In cases where individuals have been unlawfully detained or suffered discrimination, our barristers who specialise in claims against the police and public authorities can assist you.
Garden Court Chambers won the Human Rights and Public Law Set of the Year Award at the Chambers and Partners UK Bar Awards 2016.
Significant prison law cases from the higher courts:
R (Joanna Dennehy) v SSJ and Sodexo Ltd  EWHC 1219 (Admin)
A challenge to the prolonged segregation of Joanna Dennehy (only the third woman ever to receive a whole life tariff) on statutory and ECHR grounds.
R (on the application of Whiston) v Secretary of State Justice  UKSC 39
The question raised on this appeal was whether a person released from prison on HDC, and then recalled to prison under section 255 of the CJA 2003 has rights pursuant to Article 5(4) of the ECHR . More broadly, the appeal raises the issue of how far it is open to a person who is still serving a sentence imposed by a court to invoke article 5(4).
R (Gilbert) v Secretary of State for Justice & The Parole Board (Interested Party)  EWHC 927 (Admin)
A successful challenge on behalf of an indeterminate prisoner to the Secretary of State’s ‘absconder’ policy which was at odds with the statutory Directions to the Parole Board and published Prison Service Instructions. The Court declared the operative part of the policy to be unlawful.
R (on the application of WB) (2) W (A Child By His Litigation Friend the OS) v SSJ  EWHC 1696 (Admin)
Successful judicial review of a prison’s refusal of a place in a Mother and Baby Unit (MBU) to a pregnant prisoner. The baby was taken from her at birth. Her challenge was brought on three bases, the main one being that her procedural rights under Article 8 ECHR had been breached.
R (Chester) v Secretary of State for Justice  3 W.L.R. 1076
Supreme Court followed ECtHR that blanket ban on prisoners voting is incompatible with Article 3 of Protocol No. 1 ECHR.
R (McIntyre) v Parole Board  EWHC 1969 (Admin)
A challenge to the Parole Board’s policy and procedure in relation to oral hearings.
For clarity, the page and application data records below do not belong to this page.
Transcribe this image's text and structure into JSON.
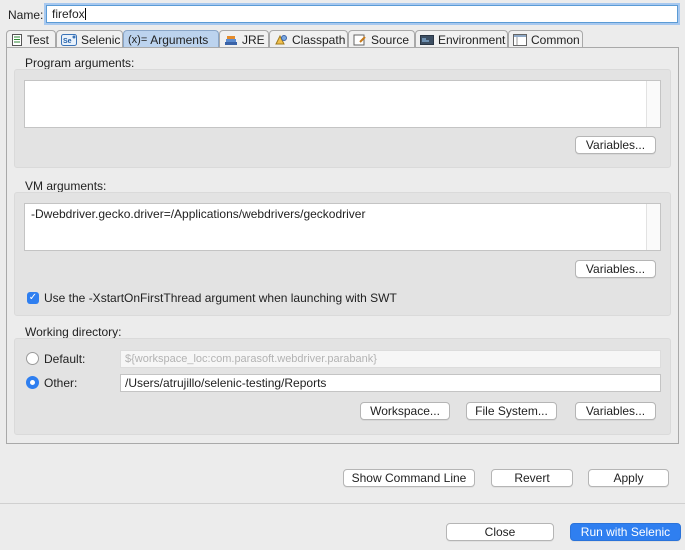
{
  "name": {
    "label": "Name:",
    "value": "firefox"
  },
  "tabs": [
    {
      "label": "Test",
      "icon": "test-icon",
      "active": false
    },
    {
      "label": "Selenic",
      "icon": "selenic-icon",
      "active": false
    },
    {
      "label": "Arguments",
      "icon": "arguments-icon",
      "active": true
    },
    {
      "label": "JRE",
      "icon": "jre-icon",
      "active": false
    },
    {
      "label": "Classpath",
      "icon": "classpath-icon",
      "active": false
    },
    {
      "label": "Source",
      "icon": "source-icon",
      "active": false
    },
    {
      "label": "Environment",
      "icon": "environment-icon",
      "active": false
    },
    {
      "label": "Common",
      "icon": "common-icon",
      "active": false
    }
  ],
  "arguments_icon_text": "(x)=",
  "program_args": {
    "label": "Program arguments:",
    "value": "",
    "variables_button": "Variables..."
  },
  "vm_args": {
    "label": "VM arguments:",
    "value": "-Dwebdriver.gecko.driver=/Applications/webdrivers/geckodriver",
    "variables_button": "Variables..."
  },
  "xstart": {
    "label": "Use the -XstartOnFirstThread argument when launching with SWT",
    "checked": true
  },
  "working_dir": {
    "label": "Working directory:",
    "default_label": "Default:",
    "default_value": "${workspace_loc:com.parasoft.webdriver.parabank}",
    "other_label": "Other:",
    "other_value": "/Users/atrujillo/selenic-testing/Reports",
    "selected": "other",
    "workspace_button": "Workspace...",
    "filesystem_button": "File System...",
    "variables_button": "Variables..."
  },
  "actions": {
    "show_command_line": "Show Command Line",
    "revert": "Revert",
    "apply": "Apply",
    "close": "Close",
    "run": "Run with Selenic"
  },
  "colors": {
    "accent": "#2f7ff0",
    "active_tab": "#bcd3ee"
  }
}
The case sets out for the first time the Parole Board’s duty to keep records of parole hearings and to rectify factual mistakes which may hinder prisoners’ progression.
R (Cox) v Secretary of State for Justice  EWHC 2753 (Admin)
Prisoner’s finding of guilt and additional days quashed where CCTV evidence that could have assisted his case was not made available to him.
R (JM) v Secretary of State for Justice  EWHC 2465 (Admin)
Challenge to the discriminatory impact of the closure of Ashfield YOI for children in the South West being moved away from their parents.